We've got this wonderful thing called democracy, but only some of us seem to be using it. In the EU referendum, only 64% of young people felt the urge...
The fact is that cultural and systemic barriers remain for women in our politics. Unless we address those barriers our politicians will not be representative of the people they serve and our politics will be all the worse for it.
Could Parliament still block Brexit? The answer is undoubtedly Yes. On 3 November 2016 the High Court decided that Theresa May needs Parliament's consent before triggering Article 50 of the Lisbon Treaty to leave the EU.
The primary and obvious argument against lowering the voting age is that 16 year olds are simply not sufficiently mature, or knowledgeable enough about politics, to be able to make decisions that have substantial impact on the future of the country
The military victory for Assad is now pretty much assured. The election of Trump will turn the US position on Assad from ambivalence to open support, ensuring a political victory as well. The sad reality is the new warmth in US/Russian relations will be consummated with Assad's victory against his own people.
In June 2012, the UK government signed the Council of Europe Convention on preventing and combating violence against women and domestic violence, known as the Istanbul Convention. But years later it still has yet to ratify the convention, which would bring into legal force measures, among others, requiring the UK to protect from and prevent violence against women, and to prosecute perpetrators who are nationals or resident in the UK - wherever they commit the act of violence... The longer the government drags its feet on ratifying the Istanbul Convention, the longer it seems to send the message that it is happier to pay lip service to the problem than actually taking concrete steps to solve it.

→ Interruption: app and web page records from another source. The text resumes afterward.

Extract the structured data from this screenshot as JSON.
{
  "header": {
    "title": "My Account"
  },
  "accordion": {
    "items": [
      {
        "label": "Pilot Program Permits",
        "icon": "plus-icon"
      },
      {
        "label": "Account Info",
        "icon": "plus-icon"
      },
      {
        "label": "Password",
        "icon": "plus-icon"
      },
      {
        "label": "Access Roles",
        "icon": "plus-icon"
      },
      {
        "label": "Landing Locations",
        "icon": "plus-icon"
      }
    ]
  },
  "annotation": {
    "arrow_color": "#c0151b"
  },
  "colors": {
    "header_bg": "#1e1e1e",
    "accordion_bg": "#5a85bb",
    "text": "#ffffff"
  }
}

The government must tell Parliament what they aim to achieve. Parliament must be allowed to do its job in scrutinising that. And the people ultimately must be allowed to have their say on the final deal reached. Surely that is what "taking back control" was all about.
We frequently meet people who find themselves making tough decisions like going hungry so their children can have a hot meal, or turning off the heating so they can keep the lights on for a little longer. We want to make sure that policymakers hear from the experiences of real people on the knife-edge of poverty.
OK, so you're not an MP but you do have an MP. Do you believe transgender equality is important? Then now is the time to make a difference.
Imagine if the referendum had gone the other way and people had voted to stay in the EU. Imagine further that the Government had said "right now we've a mandate to join the euro and the Schengen agreement". All hell would have broken loose, because of course that was not the question on the ballot paper.
On Thursday, the High Court ruled that Parliament must vote on whether Article 50 should be triggered, much to the dismay of the government and many leave campaigners. Newspapers have been full of sensationalised claims calling the ruling a disgrace and 'elitist', yet what most journalists fail to understand is that this was not a judgment on Brexit, but a ruling on Parliamentary Sovereignty.
For any democracy to work the rules have to be clear. They also have to be abided by. The support of a non-binding referendum is not enough to override the existing constitution.
"The judges were clearly politically motivated in the decision they came to and are trying to undermine our democracy". No. No, no, no, a million times no. The judgement was made on a point of pure UK constitutional law. Not their opinions.
What a mess, the twists and turns of Brexit must seem bewildering to those outside Britain. "Brexit means Brexit" has been The Prime Minister's catchphrase. As catchphrases go, it is not a bad one. However, now the judges have told her that Brexit means what the British parliament says it means.
If I've learned anything from last month's failed Parliamentary vote, it is this - we all need to remember, myself included, it's not enough to start the conversation, but we need to follow through - and we will.